The methane explosion quickly transitioned into a coal dust explosion, which severely damaged ventilation controls, conveyor belts, water lines, electrical systems and numerous items in its path until the fuel was consumed and the explosion extinguished itself outby the track switch at the beginning of North Glory Mains. The amount of rock dust being maintained on mine surfaces at the time of the explosion was insufficient to stop a coal dust explosion. The region where the dust explosion started does not appear to have had rock dust periodically applied over the fine coal dust. Periodic applications of rock dust over accumulating fine coal dust are necessary to render such dust harmless.

And MSHA found in its investigation report:
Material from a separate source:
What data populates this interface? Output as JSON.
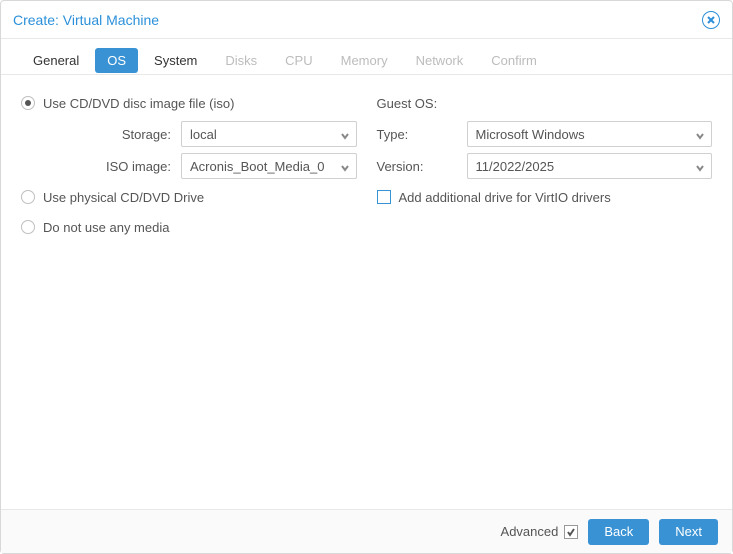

PCC/Massey allowed conditions in the UBB mine to exist that set the stage for a catastrophic mine explosion. The tragedy at UBB began with a methane ignition that transitioned into a small methane explosion that then set off a massive coal dust explosion. If basic safety measures had been in place that prevented any of these three events, there would have been no loss of life at UBB.

Moreover, MSHA reported:

While violations of particular safety standards led to the conditions that caused the explosion, the unlawful policies and practices implemented by PCC/Massey were the root cause of this tragedy. The evidence accumulated during the investigation demonstrates that PCC/Massey promoted and enforced a workplace culture that valued production over safety, including practices calculated to allow it to conduct mining operations in violation of the law.

The investigation also revealed multiple examples of systematic, intentional, and aggressive efforts by PCC/Massey to avoid compliance with safety and health standards, and to thwart detection of that non-compliance by federal and state regulators.

And, MSHA concluded:

Massey routinely ignored obvious safety hazards and let conditions develop that allowed a small methane ignition to propagate into a massive coal dust explosion.  The tragic deaths of 29 miners and serious injuries to two others at Upper Big Branch were entirely preventable.